I'm always surprised by how mean kids can be to each other. I really shouldn't be because kids have been being mean to each other since the beginning of time (Cain and Abel anyone?). But the extent of the cruelty that kids can dish out to each other is sometimes astonishing.
The collective power of a group of kids when they decide to target a "weaker" child is a force to be reckoned with, and it can be hard for other kids to stand against the tide. We all want our kids to stand up for what's right, and allowing another child to be bullied is never right. Yet, telling our kids to stand up to the crowd is somewhat like telling them to stand on the beach and stop the waves from crashing.
Generally, kids, by themselves, have a hard time stopping bullying, especially when the bullying is verbal and emotional and not physical. That type of bullying is even sometimes difficult for younger kids to recognize as bullying. It's our job to give our kids the tools to recognize bullying when it happens and to understand when it's time to get an adult involved. But teachers and other adults can't stop what they don't see.
No kid wants to be a snitch, but we can offer our kids alternatives to going directly to the teacher in full view of the class. The most important thing we can teach our kids about situations where other kids are being bullied is that God stands up for the weak. Psalm 82:3-4 tells us "Defend the weak and the fatherless; uphold the cause of the poor and the oppressed. Rescue the weak and the needy; deliver them from the hand of the wicked."
Jesus was often concerned with the weak and the oppressed. He hung out with the lepers, who were ostracized from society. He ate dinner with tax collectors, who were considered the lowest of the low in Jewish society. Jesus was concerned with protecting the weak and the innocent, and so we should be.
- Make sure your child knows how to identify bullying.

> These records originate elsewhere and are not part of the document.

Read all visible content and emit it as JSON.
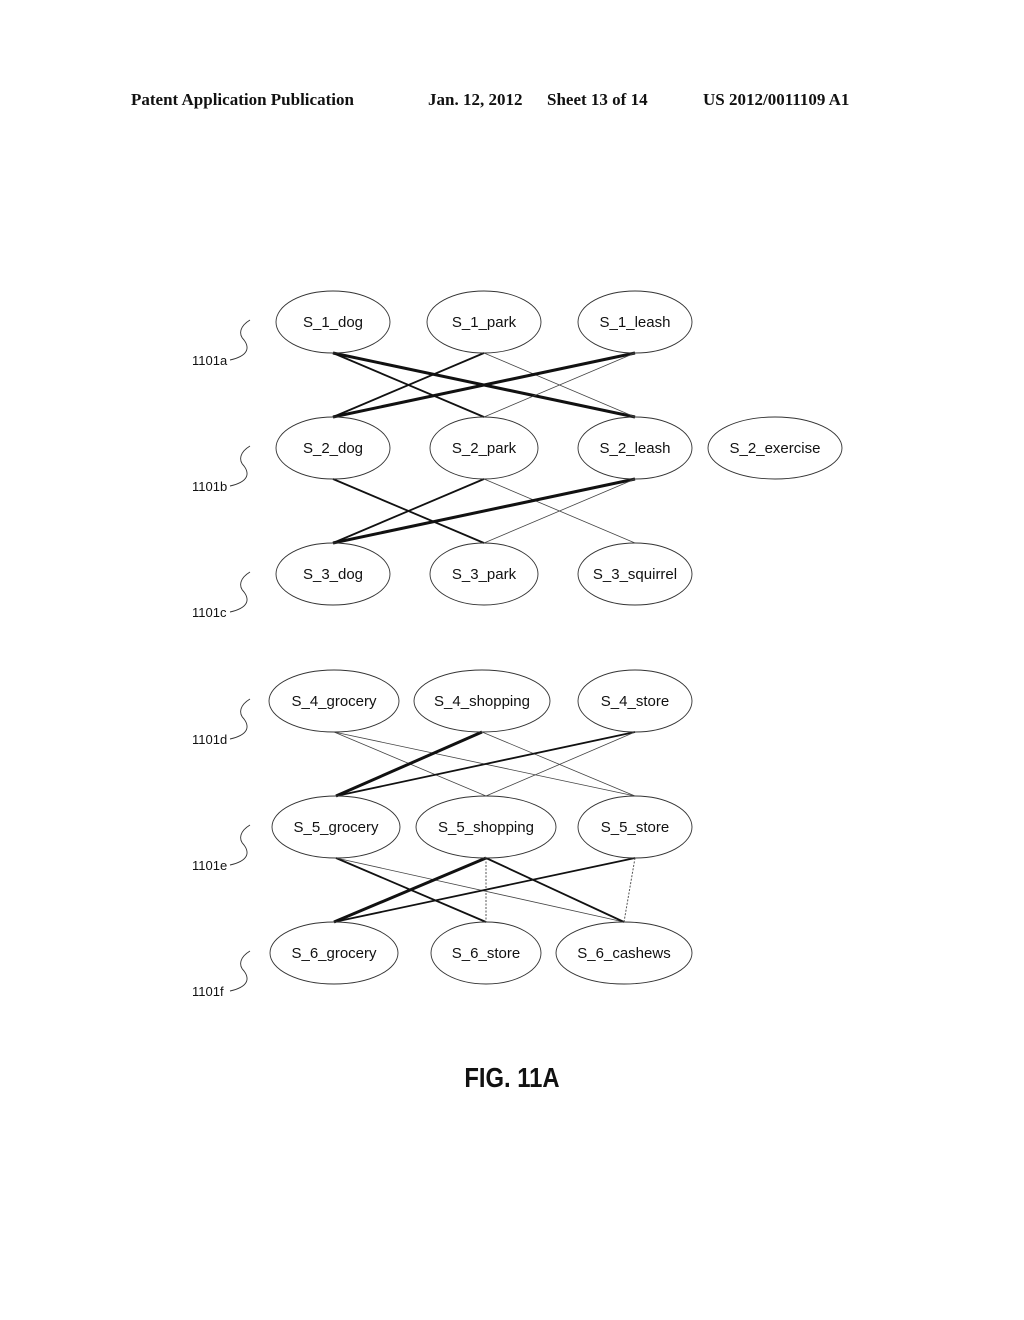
{
  "header": {
    "publication": "Patent Application Publication",
    "date": "Jan. 12, 2012",
    "sheet": "Sheet 13 of 14",
    "number": "US 2012/0011109 A1"
  },
  "figure": {
    "caption": "FIG. 11A",
    "rows": [
      {
        "ref": "1101a",
        "nodes": [
          "S_1_dog",
          "S_1_park",
          "S_1_leash"
        ]
      },
      {
        "ref": "1101b",
        "nodes": [
          "S_2_dog",
          "S_2_park",
          "S_2_leash",
          "S_2_exercise"
        ]
      },
      {
        "ref": "1101c",
        "nodes": [
          "S_3_dog",
          "S_3_park",
          "S_3_squirrel"
        ]
      },
      {
        "ref": "1101d",
        "nodes": [
          "S_4_grocery",
          "S_4_shopping",
          "S_4_store"
        ]
      },
      {
        "ref": "1101e",
        "nodes": [
          "S_5_grocery",
          "S_5_shopping",
          "S_5_store"
        ]
      },
      {
        "ref": "1101f",
        "nodes": [
          "S_6_grocery",
          "S_6_store",
          "S_6_cashews"
        ]
      }
    ],
    "edges": [
      {
        "from": "S_1_dog",
        "to": "S_2_leash",
        "weight": "heavy"
      },
      {
        "from": "S_1_dog",
        "to": "S_2_park",
        "weight": "medium"
      },
      {
        "from": "S_1_park",
        "to": "S_2_dog",
        "weight": "medium"
      },
      {
        "from": "S_1_park",
        "to": "S_2_leash",
        "weight": "light"
      },
      {
        "from": "S_1_leash",
        "to": "S_2_dog",
        "weight": "heavy"
      },
      {
        "from": "S_1_leash",
        "to": "S_2_park",
        "weight": "light"
      },
      {
        "from": "S_2_dog",
        "to": "S_3_park",
        "weight": "medium"
      },
      {
        "from": "S_2_park",
        "to": "S_3_dog",
        "weight": "medium"
      },
      {
        "from": "S_2_park",
        "to": "S_3_squirrel",
        "weight": "light"
      },
      {
        "from": "S_2_leash",
        "to": "S_3_dog",
        "weight": "heavy"
      },
      {
        "from": "S_2_leash",
        "to": "S_3_park",
        "weight": "light"
      },
      {
        "from": "S_4_grocery",
        "to": "S_5_shopping",
        "weight": "light"
      },
      {
        "from": "S_4_grocery",
        "to": "S_5_store",
        "weight": "light"
      },
      {
        "from": "S_4_shopping",
        "to": "S_5_grocery",
        "weight": "heavy"
      },
      {
        "from": "S_4_shopping",
        "to": "S_5_store",
        "weight": "light"
      },
      {
        "from": "S_4_store",
        "to": "S_5_grocery",
        "weight": "medium"
      },
      {
        "from": "S_4_store",
        "to": "S_5_shopping",
        "weight": "light"
      },
      {
        "from": "S_5_grocery",
        "to": "S_6_store",
        "weight": "medium"
      },
      {
        "from": "S_5_grocery",
        "to": "S_6_cashews",
        "weight": "light"
      },
      {
        "from": "S_5_shopping",
        "to": "S_6_grocery",
        "weight": "heavy"
      },
      {
        "from": "S_5_shopping",
        "to": "S_6_store",
        "weight": "dotted"
      },
      {
        "from": "S_5_shopping",
        "to": "S_6_cashews",
        "weight": "medium"
      },
      {
        "from": "S_5_store",
        "to": "S_6_grocery",
        "weight": "medium"
      },
      {
        "from": "S_5_store",
        "to": "S_6_cashews",
        "weight": "dotted"
      }
    ]
  }
}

Every child recognizes that someone hitting someone else is a form of bullying, but many child may not realize that a constant barrage of mean and belittling comments qualifies as bullying as well. Talk with your child about different situations that can constitute bullying.
- Read Psalm 82:3-4 with your child. Talk about how if God is concerned with defending the weak, then we should be, too. Talk about different ways that your child can defend another child: don't participate in the bullying, offer the bullied child support, tell an adult what is going on.
- Create an environment in your home where your child feels comfortable telling you what is happening. Your child may not feel comfortable telling the teacher what is going on, but they may tell you. Praise your child for telling an adult but don't force them into telling their teacher if that's not a step they feel comfortable with. Come up with alternative ways to let the teacher know what is going on that make your child feel comfortable.
- If your child tells you about a bullying situation, don't sit on your hands. Take the initiative to tell the teacher. This takes the burden off your child to publicly "tattle" on their friends but still lets the teacher know what is going on. Live by the motto, "If this were happening to my child and another parent knew about it, would I want them to get involved?" If the answer is yes, then it's time for you to step up and get involved. Talk to the teacher and/or the school counselor.
Too many kids get up in the morning and dread going to school because other kids are making their lives miserable. Encouraging our kids to stand up for what's right and stepping into the fray when the situation warrants aren't just good ideas, they're what we are called to do.